- supporting aged care providers to deliver better care and services.
Pillar 3 – Residential aged care quality and safety – improving access to and quality of residential aged care.
The Government will provide additional funding for residential aged care quality and safety, including:
- improving access to primary care for senior Australians;
- ensuring the Aged Care Quality and Safety Commission is well equipped to safeguard the quality, safety and integrity of aged care services and can effectively address failures in care and to extend support to manage and prevent outbreaks of COVID-19;
- additional resources to build capacity within residential aged care for the care of senior Australians living with dementia;
- introducing a new star rating system to provide senior Australians, their families, and carers with information to make comparisons on quality and safety performance of aged care providers; and
- expanding independent advocacy to support greater choice and quality safeguards for senior Australians.

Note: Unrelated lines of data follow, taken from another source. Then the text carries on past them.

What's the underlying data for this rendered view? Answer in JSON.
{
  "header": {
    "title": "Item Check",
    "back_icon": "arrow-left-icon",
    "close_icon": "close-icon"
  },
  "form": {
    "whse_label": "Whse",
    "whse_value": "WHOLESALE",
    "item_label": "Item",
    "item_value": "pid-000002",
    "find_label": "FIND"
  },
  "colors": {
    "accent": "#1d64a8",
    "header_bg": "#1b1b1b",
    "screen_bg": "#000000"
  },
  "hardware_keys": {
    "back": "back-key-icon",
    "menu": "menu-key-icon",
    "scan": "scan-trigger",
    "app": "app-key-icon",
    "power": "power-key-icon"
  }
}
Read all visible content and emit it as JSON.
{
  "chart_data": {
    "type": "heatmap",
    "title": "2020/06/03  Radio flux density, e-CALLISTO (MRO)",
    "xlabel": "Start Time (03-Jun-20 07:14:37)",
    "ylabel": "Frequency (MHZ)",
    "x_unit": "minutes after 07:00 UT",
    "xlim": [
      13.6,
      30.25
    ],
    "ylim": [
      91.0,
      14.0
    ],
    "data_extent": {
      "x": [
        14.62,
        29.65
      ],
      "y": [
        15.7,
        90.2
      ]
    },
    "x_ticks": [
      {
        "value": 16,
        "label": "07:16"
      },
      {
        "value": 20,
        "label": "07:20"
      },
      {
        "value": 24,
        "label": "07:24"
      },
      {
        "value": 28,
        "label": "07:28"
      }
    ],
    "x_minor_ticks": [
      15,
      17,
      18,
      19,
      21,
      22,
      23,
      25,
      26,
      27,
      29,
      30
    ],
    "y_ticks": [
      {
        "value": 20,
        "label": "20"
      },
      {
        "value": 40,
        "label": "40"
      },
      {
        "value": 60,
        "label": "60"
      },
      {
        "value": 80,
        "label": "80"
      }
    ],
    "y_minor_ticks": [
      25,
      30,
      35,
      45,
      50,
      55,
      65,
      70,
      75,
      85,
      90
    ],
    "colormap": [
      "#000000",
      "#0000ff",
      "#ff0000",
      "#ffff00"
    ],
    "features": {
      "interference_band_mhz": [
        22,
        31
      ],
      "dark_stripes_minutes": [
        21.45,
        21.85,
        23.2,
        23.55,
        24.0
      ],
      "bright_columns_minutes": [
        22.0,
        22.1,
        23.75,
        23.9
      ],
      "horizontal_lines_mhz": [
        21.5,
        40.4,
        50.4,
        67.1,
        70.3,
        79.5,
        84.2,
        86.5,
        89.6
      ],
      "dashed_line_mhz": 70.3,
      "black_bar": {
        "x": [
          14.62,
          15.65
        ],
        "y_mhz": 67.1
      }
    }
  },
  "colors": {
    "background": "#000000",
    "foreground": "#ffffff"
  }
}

Pillar 4 – Workforce – growing a bigger, more skilled, caring and values-based workforce.
The Government will provide additional funding for the aged care workforce, including:
- upskilling the existing workforce and provide training for thousands of new aged care workers.
Pillar 5 – Governance and regional access – new legislation and stronger governance
The Government will provide additional funding for regional aged care services, including:
- establishing new governance and advisory structures, including a National Aged Care Advisory Council, and Council of Elders, and to work towards establishment of an office of the Inspector-General of Aged Care;
- improving access to quality aged care services for consumers in regional, rural, and remote areas, including those with Indigenous backgrounds and special needs groups; and
- establishing regional offices as a first phase of a nation-wide rollout to improve advice to Government on issues impacting the delivery of aged care in regional and rural areas.
The Government will draft a new aged care Act to enshrine the government’s reforms in legislation by mid-2023. The new Act will replace both the Aged Care Act 1997 and the Aged Care Quality and Safety Commission Act 2018.
Couple of others, if you need more details on these issues, let us know;
- Extensions to temporary full expensing, loss carry-back, and JobTrainer
- Expansion of the wage subsidy
- SME Recovery Loan Scheme.
Not-for-profits and philanthropy
- Enhancing the transparency of income tax exemptions.